Supplied entries:
<<<<

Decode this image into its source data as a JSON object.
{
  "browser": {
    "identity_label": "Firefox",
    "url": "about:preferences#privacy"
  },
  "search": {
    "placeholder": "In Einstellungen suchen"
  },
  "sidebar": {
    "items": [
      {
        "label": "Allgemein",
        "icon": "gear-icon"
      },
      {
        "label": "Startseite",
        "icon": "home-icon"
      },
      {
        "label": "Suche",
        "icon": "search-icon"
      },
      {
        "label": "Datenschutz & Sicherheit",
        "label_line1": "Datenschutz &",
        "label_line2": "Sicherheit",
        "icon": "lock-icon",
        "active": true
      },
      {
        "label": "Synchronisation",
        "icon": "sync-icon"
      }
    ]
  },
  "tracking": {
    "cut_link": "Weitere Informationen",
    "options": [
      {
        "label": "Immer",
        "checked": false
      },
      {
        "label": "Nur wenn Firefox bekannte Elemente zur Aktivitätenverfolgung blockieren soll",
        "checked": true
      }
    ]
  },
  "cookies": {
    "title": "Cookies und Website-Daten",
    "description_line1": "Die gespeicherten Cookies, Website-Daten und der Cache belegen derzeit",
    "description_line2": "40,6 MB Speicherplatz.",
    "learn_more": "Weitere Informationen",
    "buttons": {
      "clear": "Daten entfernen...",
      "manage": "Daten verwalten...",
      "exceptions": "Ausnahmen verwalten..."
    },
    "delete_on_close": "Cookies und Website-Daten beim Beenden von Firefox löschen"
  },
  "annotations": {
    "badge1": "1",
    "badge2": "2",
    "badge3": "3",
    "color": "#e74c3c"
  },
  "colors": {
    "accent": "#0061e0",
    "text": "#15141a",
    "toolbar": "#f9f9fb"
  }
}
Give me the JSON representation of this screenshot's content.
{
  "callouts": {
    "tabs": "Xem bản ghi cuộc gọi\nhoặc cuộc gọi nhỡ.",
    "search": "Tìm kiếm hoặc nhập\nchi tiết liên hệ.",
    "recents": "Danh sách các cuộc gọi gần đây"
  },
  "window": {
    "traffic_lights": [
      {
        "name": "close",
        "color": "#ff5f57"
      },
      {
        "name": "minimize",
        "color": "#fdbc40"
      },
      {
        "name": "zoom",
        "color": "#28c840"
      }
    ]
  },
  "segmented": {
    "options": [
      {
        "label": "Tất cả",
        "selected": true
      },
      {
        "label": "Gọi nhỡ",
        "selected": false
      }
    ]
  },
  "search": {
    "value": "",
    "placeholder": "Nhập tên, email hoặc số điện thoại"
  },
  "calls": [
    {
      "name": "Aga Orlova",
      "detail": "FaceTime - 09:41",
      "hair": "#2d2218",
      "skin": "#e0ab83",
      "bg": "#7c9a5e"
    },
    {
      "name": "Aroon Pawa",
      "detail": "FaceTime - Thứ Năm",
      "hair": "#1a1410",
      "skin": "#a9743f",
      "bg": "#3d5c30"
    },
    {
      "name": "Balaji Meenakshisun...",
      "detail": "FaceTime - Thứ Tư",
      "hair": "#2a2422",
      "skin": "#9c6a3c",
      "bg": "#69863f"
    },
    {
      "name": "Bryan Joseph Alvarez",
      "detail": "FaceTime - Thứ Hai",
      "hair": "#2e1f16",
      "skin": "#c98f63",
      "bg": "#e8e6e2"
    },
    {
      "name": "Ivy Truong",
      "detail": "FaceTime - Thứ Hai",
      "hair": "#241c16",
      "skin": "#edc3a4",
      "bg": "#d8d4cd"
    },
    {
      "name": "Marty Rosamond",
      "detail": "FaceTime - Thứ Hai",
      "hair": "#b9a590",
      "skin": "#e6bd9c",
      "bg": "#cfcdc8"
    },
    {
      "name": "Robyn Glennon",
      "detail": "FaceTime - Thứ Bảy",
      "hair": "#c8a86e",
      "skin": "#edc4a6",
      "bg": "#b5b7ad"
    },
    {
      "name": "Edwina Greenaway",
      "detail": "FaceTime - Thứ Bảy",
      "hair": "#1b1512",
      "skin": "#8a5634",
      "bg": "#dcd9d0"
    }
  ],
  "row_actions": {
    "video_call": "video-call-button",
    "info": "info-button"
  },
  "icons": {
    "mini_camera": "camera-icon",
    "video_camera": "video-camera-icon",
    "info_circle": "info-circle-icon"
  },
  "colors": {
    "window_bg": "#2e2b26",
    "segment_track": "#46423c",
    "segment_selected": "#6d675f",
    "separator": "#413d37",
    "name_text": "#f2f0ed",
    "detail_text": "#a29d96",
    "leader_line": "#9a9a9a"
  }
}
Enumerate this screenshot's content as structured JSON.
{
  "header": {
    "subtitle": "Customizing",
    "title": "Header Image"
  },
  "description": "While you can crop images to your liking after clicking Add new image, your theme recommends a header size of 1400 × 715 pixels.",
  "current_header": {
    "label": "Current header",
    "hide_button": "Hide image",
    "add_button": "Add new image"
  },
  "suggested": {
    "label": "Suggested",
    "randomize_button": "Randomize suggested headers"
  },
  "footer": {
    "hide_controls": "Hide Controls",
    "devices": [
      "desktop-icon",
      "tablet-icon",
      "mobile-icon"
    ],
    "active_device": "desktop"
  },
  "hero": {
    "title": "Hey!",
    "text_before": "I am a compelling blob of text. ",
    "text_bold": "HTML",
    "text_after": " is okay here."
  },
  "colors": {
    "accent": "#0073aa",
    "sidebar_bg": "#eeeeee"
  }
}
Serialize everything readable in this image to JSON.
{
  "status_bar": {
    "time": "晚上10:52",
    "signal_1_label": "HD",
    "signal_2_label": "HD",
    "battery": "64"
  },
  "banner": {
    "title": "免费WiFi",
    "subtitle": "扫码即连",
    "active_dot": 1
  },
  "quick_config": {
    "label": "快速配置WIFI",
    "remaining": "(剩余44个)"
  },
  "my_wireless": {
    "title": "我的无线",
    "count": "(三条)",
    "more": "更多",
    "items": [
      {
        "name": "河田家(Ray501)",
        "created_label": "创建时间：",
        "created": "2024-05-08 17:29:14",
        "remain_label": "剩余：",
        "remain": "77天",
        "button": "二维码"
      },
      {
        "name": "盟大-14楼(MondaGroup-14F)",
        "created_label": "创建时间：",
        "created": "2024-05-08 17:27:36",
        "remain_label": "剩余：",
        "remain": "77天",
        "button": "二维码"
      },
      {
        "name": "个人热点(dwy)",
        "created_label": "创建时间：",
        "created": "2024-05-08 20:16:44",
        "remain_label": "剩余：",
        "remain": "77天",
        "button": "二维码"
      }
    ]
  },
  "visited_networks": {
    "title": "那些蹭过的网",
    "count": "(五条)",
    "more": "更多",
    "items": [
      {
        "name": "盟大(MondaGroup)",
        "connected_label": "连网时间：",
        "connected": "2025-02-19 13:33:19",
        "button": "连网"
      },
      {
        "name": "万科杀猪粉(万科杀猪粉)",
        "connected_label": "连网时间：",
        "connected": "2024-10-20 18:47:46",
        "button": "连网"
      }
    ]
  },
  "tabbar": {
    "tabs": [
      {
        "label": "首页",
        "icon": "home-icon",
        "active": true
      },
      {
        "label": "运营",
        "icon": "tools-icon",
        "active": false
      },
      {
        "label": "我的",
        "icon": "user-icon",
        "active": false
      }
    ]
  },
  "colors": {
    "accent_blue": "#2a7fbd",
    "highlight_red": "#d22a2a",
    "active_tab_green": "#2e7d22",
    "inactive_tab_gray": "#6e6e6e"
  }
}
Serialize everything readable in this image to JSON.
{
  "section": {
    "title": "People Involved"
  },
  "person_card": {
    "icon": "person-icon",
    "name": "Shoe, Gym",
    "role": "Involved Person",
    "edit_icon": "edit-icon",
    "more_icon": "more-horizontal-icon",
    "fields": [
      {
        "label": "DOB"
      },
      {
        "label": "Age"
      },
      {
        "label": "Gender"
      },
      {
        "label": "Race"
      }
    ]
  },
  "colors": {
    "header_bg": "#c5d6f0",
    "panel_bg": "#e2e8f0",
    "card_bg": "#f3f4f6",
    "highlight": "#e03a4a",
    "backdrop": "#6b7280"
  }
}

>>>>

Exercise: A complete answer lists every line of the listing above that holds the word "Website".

Output for this exercise:
    "title": "Cookies und Website-Daten",
    "description_line1": "Die gespeicherten Cookies, Website-Daten und der Cache belegen derzeit",
    "delete_on_close": "Cookies und Website-Daten beim Beenden von Firefox löschen"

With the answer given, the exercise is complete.